▶ **INSTRUCTIONS TO FOLLOW**
When the string "title" occurs in a line of the records, show that line.

▶ **DATA RECORDS**
---+---
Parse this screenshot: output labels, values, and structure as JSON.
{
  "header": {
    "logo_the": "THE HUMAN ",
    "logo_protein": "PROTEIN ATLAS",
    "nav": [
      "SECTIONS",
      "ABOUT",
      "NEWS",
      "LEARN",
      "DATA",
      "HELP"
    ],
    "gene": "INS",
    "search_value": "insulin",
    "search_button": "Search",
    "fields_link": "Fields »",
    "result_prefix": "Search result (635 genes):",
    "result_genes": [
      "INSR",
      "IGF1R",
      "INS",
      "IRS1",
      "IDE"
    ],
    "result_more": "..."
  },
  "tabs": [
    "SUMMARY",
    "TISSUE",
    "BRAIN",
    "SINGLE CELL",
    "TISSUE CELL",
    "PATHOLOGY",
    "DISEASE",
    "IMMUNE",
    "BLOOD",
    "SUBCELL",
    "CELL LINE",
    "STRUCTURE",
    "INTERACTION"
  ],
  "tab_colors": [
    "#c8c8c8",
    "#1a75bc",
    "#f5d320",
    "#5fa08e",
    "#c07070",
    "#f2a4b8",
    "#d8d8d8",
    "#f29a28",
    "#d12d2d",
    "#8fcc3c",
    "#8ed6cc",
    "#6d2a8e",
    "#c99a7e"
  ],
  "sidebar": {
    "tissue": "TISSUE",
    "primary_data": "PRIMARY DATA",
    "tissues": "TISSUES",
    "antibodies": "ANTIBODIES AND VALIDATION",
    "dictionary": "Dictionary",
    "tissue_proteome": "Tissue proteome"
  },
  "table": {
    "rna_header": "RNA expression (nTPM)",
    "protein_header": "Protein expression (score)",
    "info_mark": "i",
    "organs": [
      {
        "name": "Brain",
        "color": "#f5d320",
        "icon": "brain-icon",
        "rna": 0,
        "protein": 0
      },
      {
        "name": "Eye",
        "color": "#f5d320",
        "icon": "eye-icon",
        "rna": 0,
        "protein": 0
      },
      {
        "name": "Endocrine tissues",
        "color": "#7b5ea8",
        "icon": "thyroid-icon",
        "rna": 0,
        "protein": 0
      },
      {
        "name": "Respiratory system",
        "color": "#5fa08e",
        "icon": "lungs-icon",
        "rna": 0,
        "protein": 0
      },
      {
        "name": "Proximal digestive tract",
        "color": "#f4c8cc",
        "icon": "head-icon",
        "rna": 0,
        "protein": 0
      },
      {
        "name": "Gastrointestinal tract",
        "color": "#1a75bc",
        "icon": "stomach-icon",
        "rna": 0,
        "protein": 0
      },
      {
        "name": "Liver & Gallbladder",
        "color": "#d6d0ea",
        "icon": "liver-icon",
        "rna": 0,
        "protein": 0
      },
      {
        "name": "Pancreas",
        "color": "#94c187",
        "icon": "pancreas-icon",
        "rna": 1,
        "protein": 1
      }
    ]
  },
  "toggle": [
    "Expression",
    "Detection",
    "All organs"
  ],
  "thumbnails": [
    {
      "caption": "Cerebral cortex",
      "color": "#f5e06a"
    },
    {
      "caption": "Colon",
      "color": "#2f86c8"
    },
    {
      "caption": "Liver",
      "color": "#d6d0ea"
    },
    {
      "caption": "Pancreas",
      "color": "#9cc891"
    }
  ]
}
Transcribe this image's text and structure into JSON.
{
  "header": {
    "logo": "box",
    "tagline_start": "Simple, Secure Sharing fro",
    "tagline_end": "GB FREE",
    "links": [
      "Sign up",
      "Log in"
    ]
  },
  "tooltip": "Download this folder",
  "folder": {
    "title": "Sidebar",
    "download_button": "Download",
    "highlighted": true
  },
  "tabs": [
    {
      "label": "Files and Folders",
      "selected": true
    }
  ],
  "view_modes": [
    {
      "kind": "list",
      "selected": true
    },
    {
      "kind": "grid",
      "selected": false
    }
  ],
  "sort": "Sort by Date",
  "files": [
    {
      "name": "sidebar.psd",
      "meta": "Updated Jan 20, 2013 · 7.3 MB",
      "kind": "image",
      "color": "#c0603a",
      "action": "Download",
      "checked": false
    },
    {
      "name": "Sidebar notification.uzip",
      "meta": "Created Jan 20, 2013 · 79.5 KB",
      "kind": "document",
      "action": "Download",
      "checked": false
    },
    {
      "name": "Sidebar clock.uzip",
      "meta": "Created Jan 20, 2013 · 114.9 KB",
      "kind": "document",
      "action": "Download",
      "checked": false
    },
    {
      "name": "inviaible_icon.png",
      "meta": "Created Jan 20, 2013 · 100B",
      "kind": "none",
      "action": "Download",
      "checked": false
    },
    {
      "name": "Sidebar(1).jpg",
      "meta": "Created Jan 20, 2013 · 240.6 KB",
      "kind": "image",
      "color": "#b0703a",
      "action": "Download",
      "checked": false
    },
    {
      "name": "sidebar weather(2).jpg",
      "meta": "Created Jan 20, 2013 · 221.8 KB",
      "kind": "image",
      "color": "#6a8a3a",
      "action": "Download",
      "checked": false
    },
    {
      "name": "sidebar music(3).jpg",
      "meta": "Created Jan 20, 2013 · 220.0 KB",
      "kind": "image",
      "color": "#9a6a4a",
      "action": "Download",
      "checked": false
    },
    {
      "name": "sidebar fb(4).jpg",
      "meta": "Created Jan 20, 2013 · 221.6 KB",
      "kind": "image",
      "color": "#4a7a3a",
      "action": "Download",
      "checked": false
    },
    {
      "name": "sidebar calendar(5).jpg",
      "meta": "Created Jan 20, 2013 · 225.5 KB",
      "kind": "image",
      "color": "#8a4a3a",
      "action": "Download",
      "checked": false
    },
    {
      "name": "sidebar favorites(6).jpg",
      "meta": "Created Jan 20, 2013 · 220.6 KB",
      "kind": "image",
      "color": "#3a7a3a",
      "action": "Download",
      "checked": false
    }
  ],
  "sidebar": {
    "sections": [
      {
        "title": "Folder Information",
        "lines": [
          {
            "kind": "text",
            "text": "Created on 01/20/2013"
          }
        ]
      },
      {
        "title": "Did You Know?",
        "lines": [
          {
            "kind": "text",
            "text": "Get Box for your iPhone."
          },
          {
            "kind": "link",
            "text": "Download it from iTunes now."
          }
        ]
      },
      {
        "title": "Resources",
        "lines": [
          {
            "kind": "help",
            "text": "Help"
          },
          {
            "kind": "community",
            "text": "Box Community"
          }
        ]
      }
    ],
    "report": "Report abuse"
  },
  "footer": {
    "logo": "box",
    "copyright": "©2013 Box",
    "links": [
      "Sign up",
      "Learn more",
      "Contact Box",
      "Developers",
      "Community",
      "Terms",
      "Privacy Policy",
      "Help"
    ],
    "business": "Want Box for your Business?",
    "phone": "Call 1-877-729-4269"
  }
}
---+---
▶ **WRITTEN SOLUTION**
    "title": "Sidebar",
        "title": "Folder Information",
        "title": "Did You Know?",
        "title": "Resources",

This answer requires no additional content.